ACTIVITY
Set down each line of the listing below exactly as it is written.
******************************
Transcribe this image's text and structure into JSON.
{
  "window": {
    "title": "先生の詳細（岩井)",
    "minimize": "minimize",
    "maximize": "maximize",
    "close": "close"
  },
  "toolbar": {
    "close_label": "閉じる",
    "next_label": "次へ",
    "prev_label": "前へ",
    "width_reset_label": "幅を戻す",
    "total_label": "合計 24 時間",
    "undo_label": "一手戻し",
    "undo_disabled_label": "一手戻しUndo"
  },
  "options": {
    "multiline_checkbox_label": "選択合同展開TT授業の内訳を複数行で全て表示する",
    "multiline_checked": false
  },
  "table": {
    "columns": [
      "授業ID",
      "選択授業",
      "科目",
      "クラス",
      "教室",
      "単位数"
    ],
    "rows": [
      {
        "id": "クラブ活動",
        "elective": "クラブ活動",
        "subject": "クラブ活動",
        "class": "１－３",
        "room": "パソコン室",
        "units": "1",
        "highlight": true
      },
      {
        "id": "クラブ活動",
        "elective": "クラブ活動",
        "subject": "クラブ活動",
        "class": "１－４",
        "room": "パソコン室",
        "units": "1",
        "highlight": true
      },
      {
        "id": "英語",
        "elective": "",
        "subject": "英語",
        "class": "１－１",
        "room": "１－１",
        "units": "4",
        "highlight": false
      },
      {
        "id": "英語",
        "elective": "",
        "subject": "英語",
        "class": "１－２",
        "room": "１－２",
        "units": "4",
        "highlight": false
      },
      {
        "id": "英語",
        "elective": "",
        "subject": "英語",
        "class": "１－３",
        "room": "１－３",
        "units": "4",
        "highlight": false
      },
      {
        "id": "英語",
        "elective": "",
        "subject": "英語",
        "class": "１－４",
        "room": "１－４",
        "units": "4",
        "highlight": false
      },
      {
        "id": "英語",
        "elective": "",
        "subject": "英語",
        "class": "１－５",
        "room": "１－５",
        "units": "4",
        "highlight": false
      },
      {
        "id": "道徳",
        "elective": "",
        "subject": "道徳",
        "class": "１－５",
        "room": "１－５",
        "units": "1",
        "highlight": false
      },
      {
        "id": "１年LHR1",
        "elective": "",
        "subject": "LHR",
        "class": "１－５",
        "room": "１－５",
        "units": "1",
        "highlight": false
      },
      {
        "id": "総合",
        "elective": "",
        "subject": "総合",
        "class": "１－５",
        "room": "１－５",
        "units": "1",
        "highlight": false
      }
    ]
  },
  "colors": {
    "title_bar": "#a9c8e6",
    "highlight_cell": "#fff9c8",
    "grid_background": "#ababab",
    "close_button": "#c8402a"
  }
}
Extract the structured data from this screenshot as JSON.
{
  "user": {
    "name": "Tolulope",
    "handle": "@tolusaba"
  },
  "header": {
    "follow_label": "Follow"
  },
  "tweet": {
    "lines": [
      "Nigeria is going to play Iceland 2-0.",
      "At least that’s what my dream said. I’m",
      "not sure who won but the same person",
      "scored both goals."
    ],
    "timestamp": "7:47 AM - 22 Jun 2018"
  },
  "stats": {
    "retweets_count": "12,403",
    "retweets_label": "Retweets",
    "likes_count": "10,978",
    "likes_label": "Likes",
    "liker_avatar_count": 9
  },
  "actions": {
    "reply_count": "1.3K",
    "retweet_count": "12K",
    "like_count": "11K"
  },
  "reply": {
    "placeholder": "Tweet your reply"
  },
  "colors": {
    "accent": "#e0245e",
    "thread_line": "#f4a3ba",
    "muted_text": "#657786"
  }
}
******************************
OUTPUT FOR THIS TASK
Transcribe this image's text and structure into JSON.
{
  "window": {
    "title": "先生の詳細（岩井)",
    "minimize": "minimize",
    "maximize": "maximize",
    "close": "close"
  },
  "toolbar": {
    "close_label": "閉じる",
    "next_label": "次へ",
    "prev_label": "前へ",
    "width_reset_label": "幅を戻す",
    "total_label": "合計 24 時間",
    "undo_label": "一手戻し",
    "undo_disabled_label": "一手戻しUndo"
  },
  "options": {
    "multiline_checkbox_label": "選択合同展開TT授業の内訳を複数行で全て表示する",
    "multiline_checked": false
  },
  "table": {
    "columns": [
      "授業ID",
      "選択授業",
      "科目",
      "クラス",
      "教室",
      "単位数"
    ],
    "rows": [
      {
        "id": "クラブ活動",
        "elective": "クラブ活動",
        "subject": "クラブ活動",
        "class": "１－３",
        "room": "パソコン室",
        "units": "1",
        "highlight": true
      },
      {
        "id": "クラブ活動",
        "elective": "クラブ活動",
        "subject": "クラブ活動",
        "class": "１－４",
        "room": "パソコン室",
        "units": "1",
        "highlight": true
      },
      {
        "id": "英語",
        "elective": "",
        "subject": "英語",
        "class": "１－１",
        "room": "１－１",
        "units": "4",
        "highlight": false
      },
      {
        "id": "英語",
        "elective": "",
        "subject": "英語",
        "class": "１－２",
        "room": "１－２",
        "units": "4",
        "highlight": false
      },
      {
        "id": "英語",
        "elective": "",
        "subject": "英語",
        "class": "１－３",
        "room": "１－３",
        "units": "4",
        "highlight": false
      },
      {
        "id": "英語",
        "elective": "",
        "subject": "英語",
        "class": "１－４",
        "room": "１－４",
        "units": "4",
        "highlight": false
      },
      {
        "id": "英語",
        "elective": "",
        "subject": "英語",
        "class": "１－５",
        "room": "１－５",
        "units": "4",
        "highlight": false
      },
      {
        "id": "道徳",
        "elective": "",
        "subject": "道徳",
        "class": "１－５",
        "room": "１－５",
        "units": "1",
        "highlight": false
      },
      {
        "id": "１年LHR1",
        "elective": "",
        "subject": "LHR",
        "class": "１－５",
        "room": "１－５",
        "units": "1",
        "highlight": false
      },
      {
        "id": "総合",
        "elective": "",
        "subject": "総合",
        "class": "１－５",
        "room": "１－５",
        "units": "1",
        "highlight": false
      }
    ]
  },
  "colors": {
    "title_bar": "#a9c8e6",
    "highlight_cell": "#fff9c8",
    "grid_background": "#ababab",
    "close_button": "#c8402a"
  }
}
Extract the structured data from this screenshot as JSON.
{
  "user": {
    "name": "Tolulope",
    "handle": "@tolusaba"
  },
  "header": {
    "follow_label": "Follow"
  },
  "tweet": {
    "lines": [
      "Nigeria is going to play Iceland 2-0.",
      "At least that’s what my dream said. I’m",
      "not sure who won but the same person",
      "scored both goals."
    ],
    "timestamp": "7:47 AM - 22 Jun 2018"
  },
  "stats": {
    "retweets_count": "12,403",
    "retweets_label": "Retweets",
    "likes_count": "10,978",
    "likes_label": "Likes",
    "liker_avatar_count": 9
  },
  "actions": {
    "reply_count": "1.3K",
    "retweet_count": "12K",
    "like_count": "11K"
  },
  "reply": {
    "placeholder": "Tweet your reply"
  },
  "colors": {
    "accent": "#e0245e",
    "thread_line": "#f4a3ba",
    "muted_text": "#657786"
  }
}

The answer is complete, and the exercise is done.